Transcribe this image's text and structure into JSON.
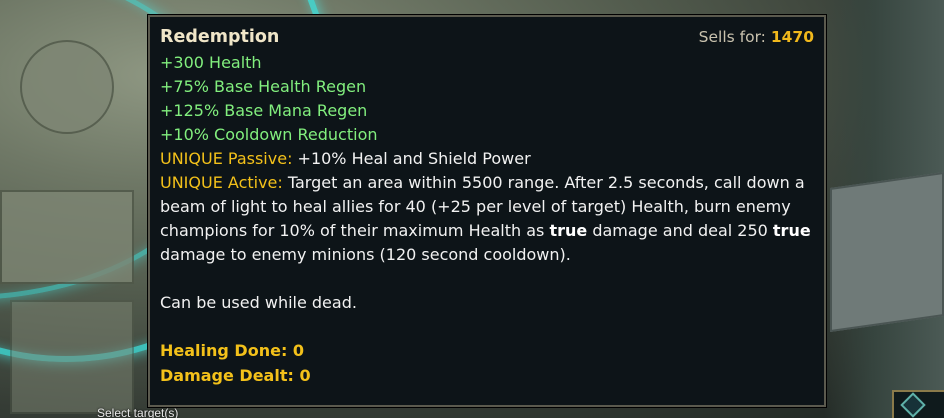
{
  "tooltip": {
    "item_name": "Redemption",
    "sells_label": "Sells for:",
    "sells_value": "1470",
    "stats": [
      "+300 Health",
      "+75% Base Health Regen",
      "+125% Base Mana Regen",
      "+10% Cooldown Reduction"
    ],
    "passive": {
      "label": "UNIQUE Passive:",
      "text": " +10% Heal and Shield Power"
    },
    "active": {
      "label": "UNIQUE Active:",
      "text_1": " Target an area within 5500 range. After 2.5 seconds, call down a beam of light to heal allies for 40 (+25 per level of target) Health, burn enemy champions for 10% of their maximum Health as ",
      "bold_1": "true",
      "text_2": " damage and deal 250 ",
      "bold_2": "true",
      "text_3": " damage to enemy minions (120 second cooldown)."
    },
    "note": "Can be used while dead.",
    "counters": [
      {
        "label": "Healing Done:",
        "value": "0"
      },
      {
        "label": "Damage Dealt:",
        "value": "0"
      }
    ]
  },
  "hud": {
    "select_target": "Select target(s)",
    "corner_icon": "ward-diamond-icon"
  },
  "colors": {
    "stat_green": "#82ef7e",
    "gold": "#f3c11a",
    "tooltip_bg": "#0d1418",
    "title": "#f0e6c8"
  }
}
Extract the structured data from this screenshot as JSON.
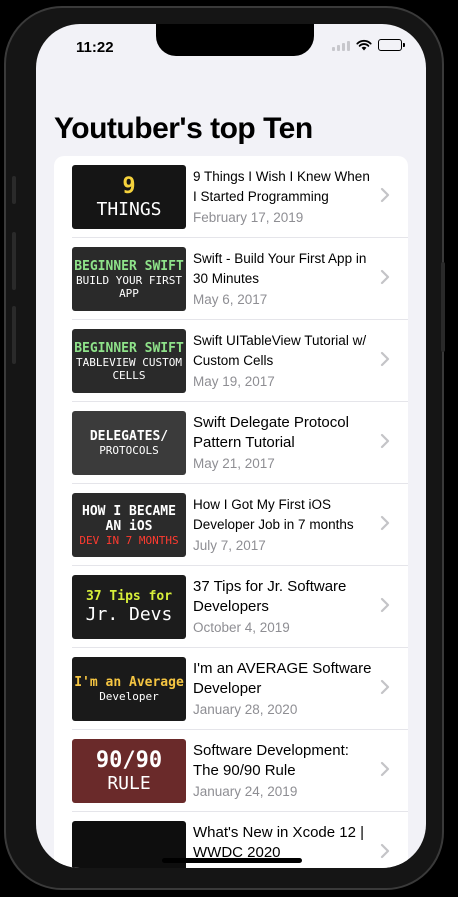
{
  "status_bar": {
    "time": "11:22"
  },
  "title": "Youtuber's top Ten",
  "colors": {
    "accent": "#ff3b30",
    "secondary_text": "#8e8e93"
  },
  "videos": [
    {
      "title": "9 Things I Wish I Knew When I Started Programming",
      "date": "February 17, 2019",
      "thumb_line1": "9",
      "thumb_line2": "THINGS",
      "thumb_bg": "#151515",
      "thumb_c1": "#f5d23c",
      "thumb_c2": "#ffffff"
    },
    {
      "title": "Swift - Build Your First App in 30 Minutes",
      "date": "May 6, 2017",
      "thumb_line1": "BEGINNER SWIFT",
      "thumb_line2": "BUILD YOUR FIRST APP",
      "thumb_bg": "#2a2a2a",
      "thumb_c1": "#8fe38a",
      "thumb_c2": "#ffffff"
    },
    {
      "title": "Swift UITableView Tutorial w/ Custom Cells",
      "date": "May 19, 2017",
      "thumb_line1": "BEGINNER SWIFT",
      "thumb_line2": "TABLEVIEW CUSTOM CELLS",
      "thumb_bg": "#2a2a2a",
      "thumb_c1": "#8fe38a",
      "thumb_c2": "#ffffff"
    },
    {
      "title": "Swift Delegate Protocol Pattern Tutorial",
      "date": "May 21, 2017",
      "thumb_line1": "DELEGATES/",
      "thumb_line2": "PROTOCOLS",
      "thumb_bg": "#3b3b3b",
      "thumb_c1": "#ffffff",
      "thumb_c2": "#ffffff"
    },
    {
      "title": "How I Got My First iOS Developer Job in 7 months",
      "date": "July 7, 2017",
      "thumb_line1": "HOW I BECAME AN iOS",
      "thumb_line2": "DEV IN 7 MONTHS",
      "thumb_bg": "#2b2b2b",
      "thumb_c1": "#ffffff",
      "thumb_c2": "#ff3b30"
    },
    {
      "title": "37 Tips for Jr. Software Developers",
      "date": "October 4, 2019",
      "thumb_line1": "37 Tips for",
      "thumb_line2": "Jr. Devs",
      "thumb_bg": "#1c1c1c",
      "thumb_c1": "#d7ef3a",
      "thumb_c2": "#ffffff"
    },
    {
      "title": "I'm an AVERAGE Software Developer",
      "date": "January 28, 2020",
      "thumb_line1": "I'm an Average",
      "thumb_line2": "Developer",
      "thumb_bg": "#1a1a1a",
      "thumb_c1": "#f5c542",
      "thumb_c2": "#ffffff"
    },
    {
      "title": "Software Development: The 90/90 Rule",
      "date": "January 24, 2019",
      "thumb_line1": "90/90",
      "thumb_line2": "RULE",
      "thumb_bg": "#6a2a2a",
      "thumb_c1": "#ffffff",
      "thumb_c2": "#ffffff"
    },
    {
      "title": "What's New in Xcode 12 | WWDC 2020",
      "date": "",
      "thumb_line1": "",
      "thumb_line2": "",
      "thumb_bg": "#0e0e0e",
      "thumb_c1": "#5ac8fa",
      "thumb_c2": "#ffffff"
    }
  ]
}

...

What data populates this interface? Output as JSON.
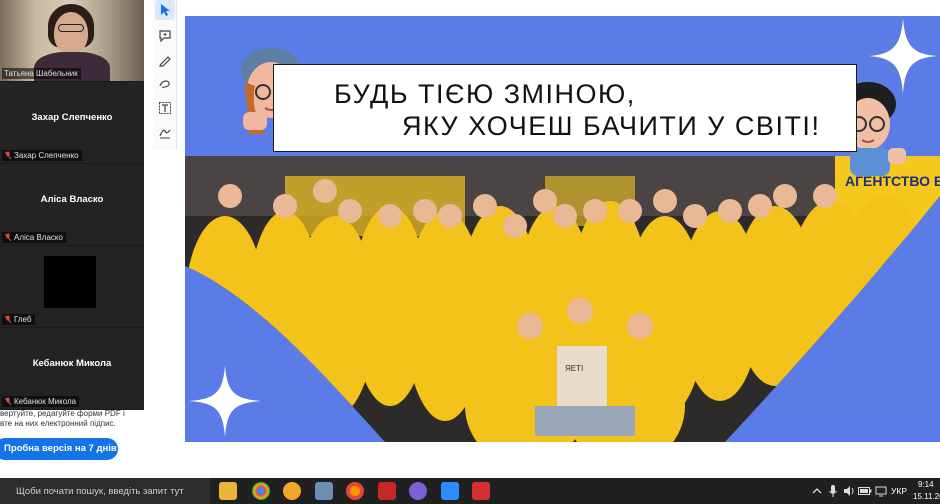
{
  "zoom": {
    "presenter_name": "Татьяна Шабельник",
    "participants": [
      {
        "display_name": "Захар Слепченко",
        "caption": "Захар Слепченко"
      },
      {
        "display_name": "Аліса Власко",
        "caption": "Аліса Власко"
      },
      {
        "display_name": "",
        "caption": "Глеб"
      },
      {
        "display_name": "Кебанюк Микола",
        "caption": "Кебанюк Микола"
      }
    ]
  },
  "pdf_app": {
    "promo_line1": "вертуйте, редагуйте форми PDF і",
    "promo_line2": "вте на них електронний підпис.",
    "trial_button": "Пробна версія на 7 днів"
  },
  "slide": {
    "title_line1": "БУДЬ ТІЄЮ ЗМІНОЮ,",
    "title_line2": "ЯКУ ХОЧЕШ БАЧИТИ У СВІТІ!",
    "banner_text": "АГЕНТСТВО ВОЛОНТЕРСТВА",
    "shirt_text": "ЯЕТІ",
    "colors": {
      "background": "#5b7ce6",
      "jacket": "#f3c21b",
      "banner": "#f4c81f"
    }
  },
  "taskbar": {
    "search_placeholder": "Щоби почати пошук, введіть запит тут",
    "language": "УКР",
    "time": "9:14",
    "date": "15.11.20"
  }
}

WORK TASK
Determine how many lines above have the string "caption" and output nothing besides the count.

TASK RESULT
4